We all know that the Covid-19 lockdowns and the current cost-of-living crisis have affected volunteering rates. I’ve written about it on this blog, and the sector press has shared reports of volunteer shortages, like this one from last year and this from just last month.
The solution to these woes is often suggested to be the two Rs: recruitment and retention. Personally, I do not believe that this focus on the two Rs is the solution, at least in a traditional sense.
Why? Well, my view is that if we pursue recruitment and retention as it is typically understood in the sector, we would be putting our effort into actions like this:
- Work harder (not smarter) at what we’ve done before: do more of the same, but with more intensity and frequency.
- Craft new recruitment messages to try to grab people’s attention and stand out from the pack.
- Find ways to seek to more people, for example: through large-scale recruitment campaigns; attending recruitment fairs; finding new sites for posters; signing up with different recruitment websites etc.
- Focus on making sure we don’t lose volunteers regardless of their behaviour, performance, or needs. This is what Marla Benson refers to as Scarcity of Numbers/Imbalance of Quality.
- Find ways to keep people for longer, even if they aren’t that keen to do so, perhaps starting to formally recognise length of service, or providing other incentives to stay.
- Guilt trip people into staying. For example, ‘if you leave then we won’t be able to keep helping people in the same way, so please stay for a bit longer’. Be honest — we’ve all done it at some point!
”We never have enough volunteers. Because they are always scarce, we tend to take on (and keep) volunteers even if they are problematic or not a perfect fit.”
The problem is, none of these approaches will work in a context where attitudes to volunteering have shifted. As many people have said for several years (including pre-pandemic), people today want more flexible volunteering that fits around their availabilities & interests, that connects them to a larger sense of purpose, and that really makes an impact. If you want the evidence, look no further than NCVO’s excellent Time Well Spent report, which lays all this out in detail thanks to a survey of some 10,000 people.
(NB. The Time Well Spent report was published in 2019, but a new version is coming in May 2023!).
Similarly, people want to volunteer on their terms and perhaps do things that may well not match your organisation’s traditional understanding of volunteering. No more making cups of tea and stuffing envelopes, instead we may see a growth in activism, campaigning for social justice or action to tackle the climate crisis. All volunteering, even if society rarely labels it as such.
All of this change means that, as I am fond of saying, doing what we’ve always done (or doing more of it) won’t get what we always got.
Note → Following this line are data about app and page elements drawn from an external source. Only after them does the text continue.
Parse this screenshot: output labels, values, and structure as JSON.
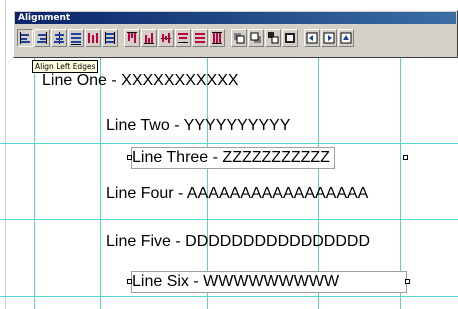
{
  "toolbar": {
    "title": "Alignment",
    "buttons": [
      {
        "icon": "align-left-edges-icon"
      },
      {
        "icon": "align-right-edges-icon"
      },
      {
        "icon": "align-horizontal-center-icon"
      },
      {
        "icon": "align-text-baseline-icon"
      },
      {
        "icon": "space-horizontally-icon"
      },
      {
        "icon": "make-same-width-icon"
      },
      {
        "icon": "align-top-edges-icon"
      },
      {
        "icon": "align-bottom-edges-icon"
      },
      {
        "icon": "align-vertical-center-icon"
      },
      {
        "icon": "align-baseline-vertical-icon"
      },
      {
        "icon": "space-vertically-icon"
      },
      {
        "icon": "make-same-height-icon"
      },
      {
        "icon": "bring-to-front-icon"
      },
      {
        "icon": "send-to-back-icon"
      },
      {
        "icon": "make-same-size-icon"
      },
      {
        "icon": "size-to-fit-icon"
      },
      {
        "icon": "arrow-left-icon"
      },
      {
        "icon": "arrow-right-icon"
      },
      {
        "icon": "arrow-up-icon"
      }
    ],
    "accent_color": "#c00040"
  },
  "tooltip": {
    "text": "Align Left Edges"
  },
  "labels": [
    {
      "text": "Line One - XXXXXXXXXXX"
    },
    {
      "text": "Line Two - YYYYYYYYYY"
    },
    {
      "text": "Line Three - ZZZZZZZZZZZ"
    },
    {
      "text": "Line Four - AAAAAAAAAAAAAAAAA"
    },
    {
      "text": "Line Five - DDDDDDDDDDDDDDDD"
    },
    {
      "text": "Line Six - WWWWWWWWW"
    }
  ],
  "grid_color": "#5ad0d8"
}
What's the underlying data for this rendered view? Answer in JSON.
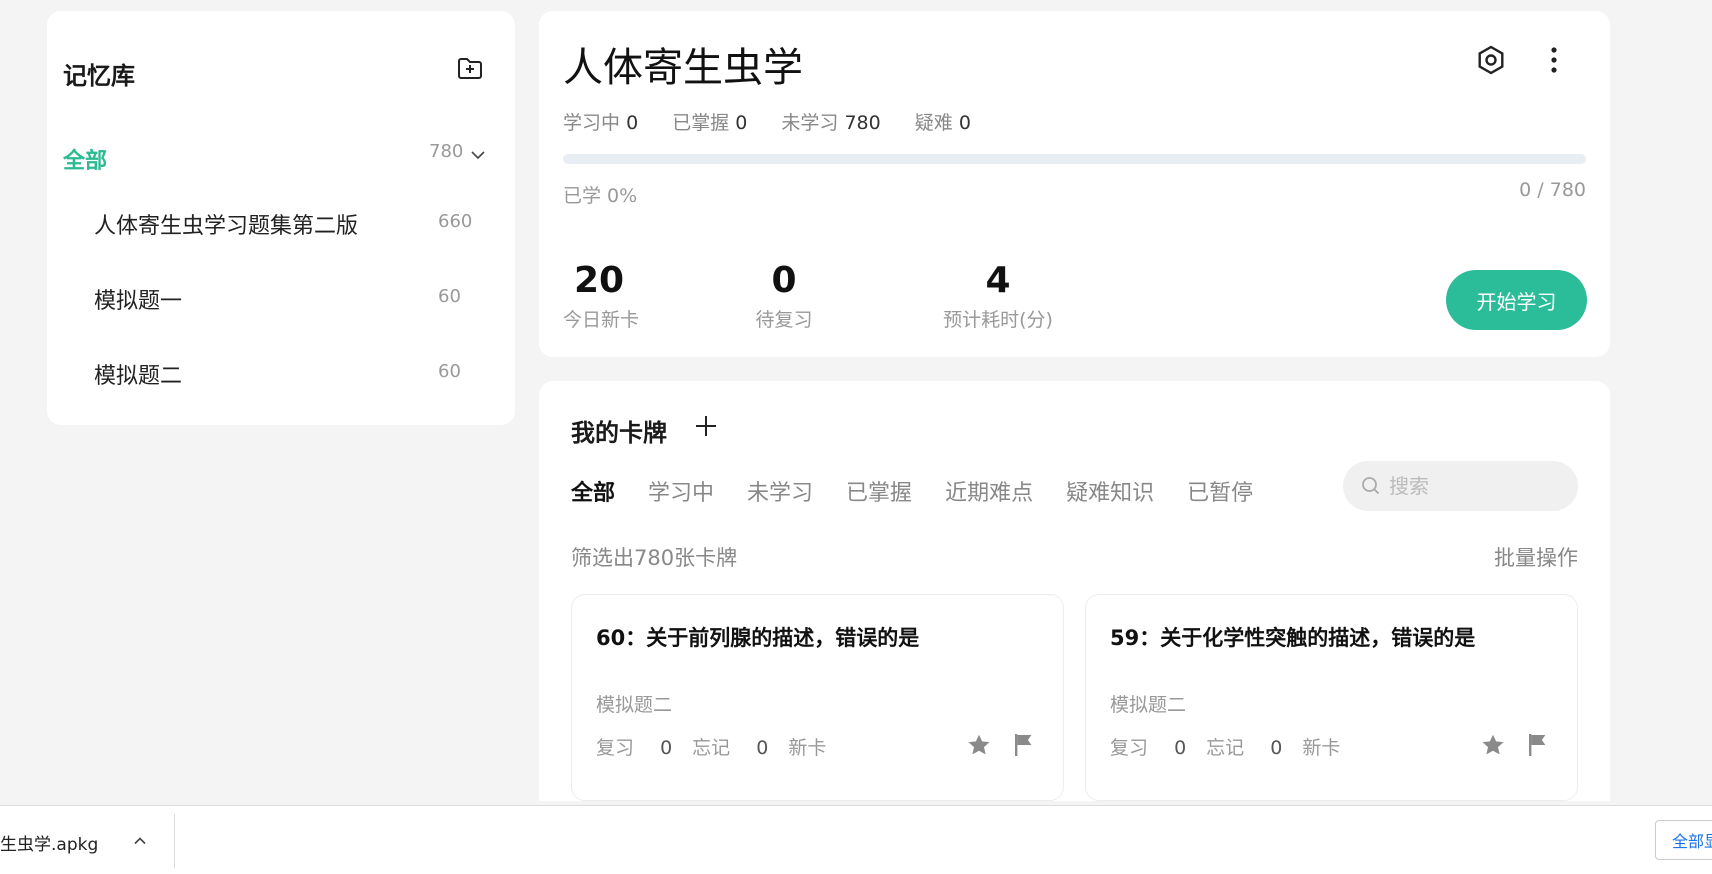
{
  "sidebar": {
    "title": "记忆库",
    "all_label": "全部",
    "all_count": "780",
    "decks": [
      {
        "name": "人体寄生虫学习题集第二版",
        "count": "660"
      },
      {
        "name": "模拟题一",
        "count": "60"
      },
      {
        "name": "模拟题二",
        "count": "60"
      }
    ]
  },
  "deck": {
    "title": "人体寄生虫学",
    "stats": [
      {
        "label": "学习中",
        "value": "0"
      },
      {
        "label": "已掌握",
        "value": "0"
      },
      {
        "label": "未学习",
        "value": "780"
      },
      {
        "label": "疑难",
        "value": "0"
      }
    ],
    "progress_fraction": 0,
    "learned_text": "已学 0%",
    "ratio_text": "0 / 780",
    "metrics": [
      {
        "value": "20",
        "label": "今日新卡"
      },
      {
        "value": "0",
        "label": "待复习"
      },
      {
        "value": "4",
        "label": "预计耗时(分)"
      }
    ],
    "start_label": "开始学习"
  },
  "cards": {
    "title": "我的卡牌",
    "tabs": [
      "全部",
      "学习中",
      "未学习",
      "已掌握",
      "近期难点",
      "疑难知识",
      "已暂停"
    ],
    "active_tab": "全部",
    "search_placeholder": "搜索",
    "filter_text": "筛选出780张卡牌",
    "batch_label": "批量操作",
    "items": [
      {
        "question": "60：关于前列腺的描述，错误的是",
        "deck": "模拟题二",
        "review_label": "复习",
        "review_value": "0",
        "forget_label": "忘记",
        "forget_value": "0",
        "status": "新卡"
      },
      {
        "question": "59：关于化学性突触的描述，错误的是",
        "deck": "模拟题二",
        "review_label": "复习",
        "review_value": "0",
        "forget_label": "忘记",
        "forget_value": "0",
        "status": "新卡"
      }
    ]
  },
  "download_bar": {
    "filename": "生虫学.apkg",
    "show_all_label": "全部显"
  },
  "colors": {
    "accent": "#2bbc99",
    "background": "#f4f4f4",
    "panel": "#ffffff",
    "progress_track": "#e9edf4",
    "icon_gray": "#8a8a8a"
  },
  "icons": [
    "folder-add-icon",
    "chevron-down-icon",
    "settings-icon",
    "more-vertical-icon",
    "plus-icon",
    "search-icon",
    "star-icon",
    "flag-icon",
    "chevron-up-icon"
  ]
}
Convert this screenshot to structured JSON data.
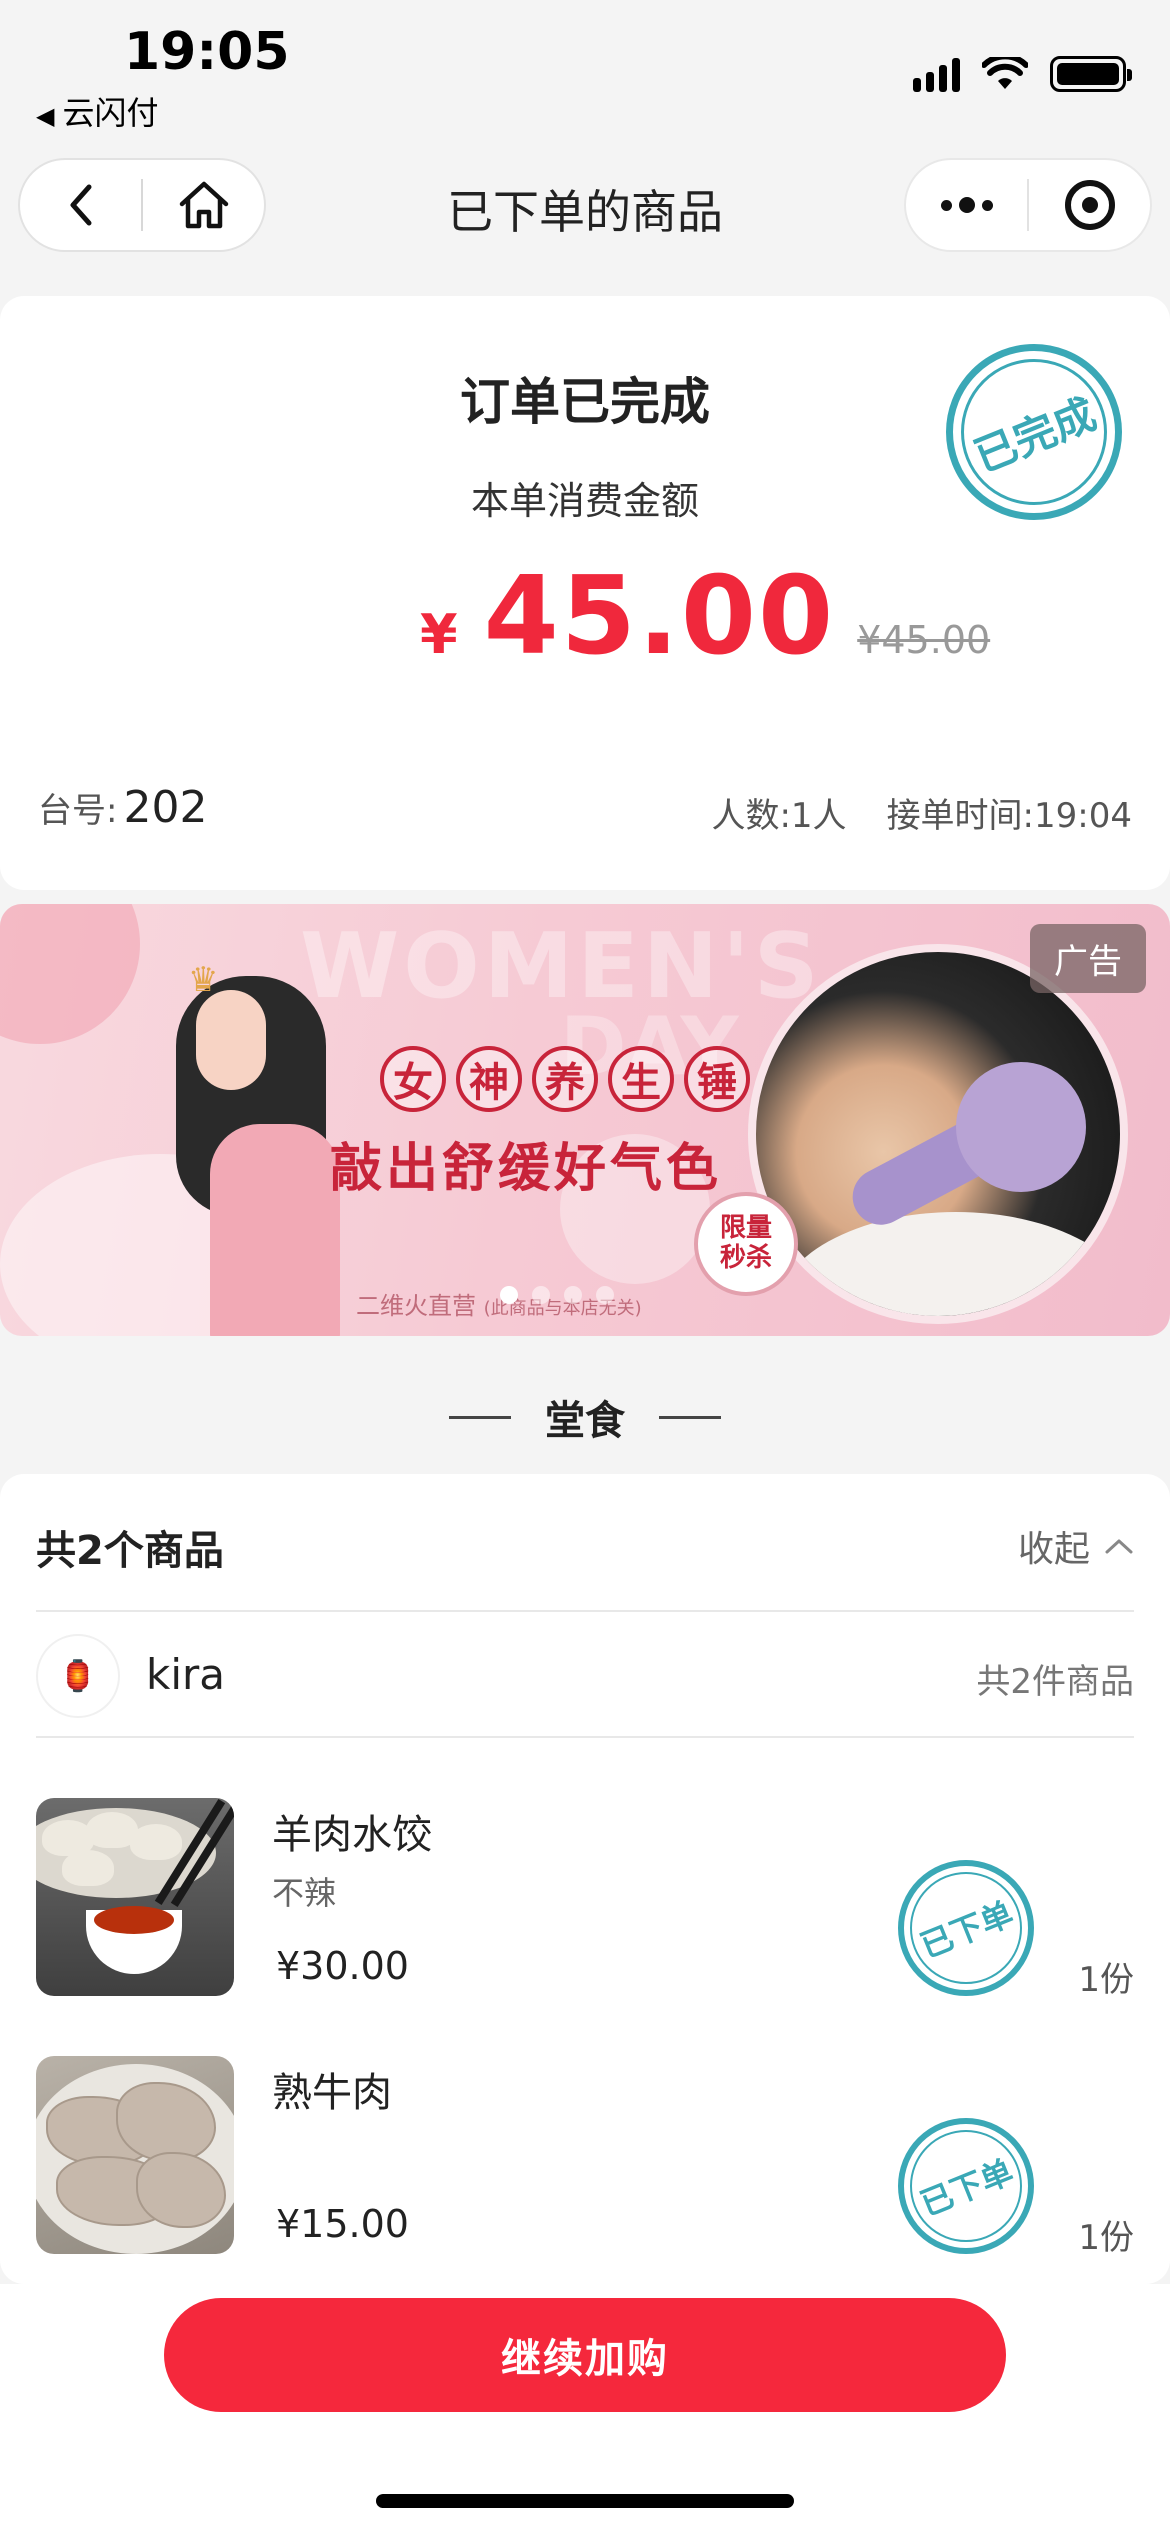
{
  "status_bar": {
    "time": "19:05",
    "back_app": "云闪付",
    "icons": [
      "signal-icon",
      "wifi-icon",
      "battery-icon"
    ]
  },
  "navbar": {
    "title": "已下单的商品",
    "left_icons": [
      "back-icon",
      "home-icon"
    ],
    "right_icons": [
      "more-icon",
      "close-miniprogram-icon"
    ]
  },
  "order": {
    "status": "订单已完成",
    "amount_label": "本单消费金额",
    "currency_symbol": "¥",
    "amount": "45.00",
    "original_amount": "¥45.00",
    "stamp_text": "已完成",
    "table_label": "台号:",
    "table_number": "202",
    "people": "人数:1人",
    "order_time": "接单时间:19:04"
  },
  "ad": {
    "tag": "广告",
    "watermark": "WOMEN'S",
    "watermark2": "DAY",
    "headline_chars": [
      "女",
      "神",
      "养",
      "生",
      "锤"
    ],
    "subline": "敲出舒缓好气色",
    "seal_line1": "限量",
    "seal_line2": "秒杀",
    "footer": "二维火直营",
    "footer_note": "(此商品与本店无关)",
    "slide_count": 4,
    "active_slide": 0
  },
  "section": {
    "title": "堂食"
  },
  "items_card": {
    "count_label": "共2个商品",
    "collapse_label": "收起",
    "shop_name": "kira",
    "shop_count": "共2件商品",
    "items": [
      {
        "name": "羊肉水饺",
        "spec": "不辣",
        "price": "¥30.00",
        "qty": "1份",
        "stamp": "已下单"
      },
      {
        "name": "熟牛肉",
        "spec": "",
        "price": "¥15.00",
        "qty": "1份",
        "stamp": "已下单"
      }
    ]
  },
  "bottom": {
    "button_label": "继续加购"
  },
  "colors": {
    "accent_red": "#f5283c",
    "stamp_teal": "#3aa8b6",
    "background": "#f4f4f4"
  }
}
The world has changed, and so must we. Trying harder to recruit and retain volunteers just isn’t going to cut it.
Anyone reading this who is a Volunteer Engagement Professional will probably know this. They’ll be all too aware of the need to change and adapt if they want to find and keep good volunteers who will positively impact the cause and mission of their organisation.
Maybe the rest of this article needs to be read by others in the organisation? The board. The CEO. The Finance Director. The management team. Your colleagues who look to you, the Volunteer Manager, to find them volunteers.
Because if the roles we want volunteers to do aren’t flexible and impactful enough, then however well-crafted and fancy looking our recruitment campaign is, we will struggle to engage new volunteers.
Because, in a cost-of-living crisis, if we don’t make available the funds to reimburse volunteer expenses, then people won’t volunteer because they simply can’t afford to be out-of-pocket to subside our work.
Because, if we are not prepared and set-up to be flexible, to let volunteers take a break, to switch roles, to walk away, then our retention efforts will stall and likely fail. All those beautifully designed length-of-service certificates will be wasted. We keep volunteers by being open to letting them go, not hanging onto them for dear life.
Because, if we think now might be a good time to scale back funding and support for volunteer engagement because the Volunteer Manager post doesn’t bring in any income and budgets are tight and getting tighter, then we are only going to make the volunteer recruitment and retention problems worse.
For our organisations to succeed at volunteer engagement post-lockdown, we need systemic change.
Volunteer engagement can’t be left to just one overworked Volunteer Manager any more.
Volunteer engagement can’t be the first thing to get cut when money gets tight.
Volunteer engagement requires proper resourcing, proper support and needs to be elevated to a genuine strategic priority, not just something senior leaders talk nicely about in Volunteers’ Week and then neglect for the rest of the year.
Yes, we all face challenges in 2023, some more than others. Yet in time of adversity we see creativity and innovation bloom.
With the right support, the potential of volunteering in our current context is huge.
Change is needed if we are to realise that potential.
Change that we, as Volunteer Engagement Professionals, have to drive. Because if we don’t, it’s likely nobody else will. We have to become more influential, more persuasive, more tenacious in our efforts to shape the wider context for volunteering in our organisation.
There are no shortcuts or quick fixes, but the rewards have the potential to be huge. Are we up for the challenge?
This blog was originally published on Rob Jackson’s website, you can find it here.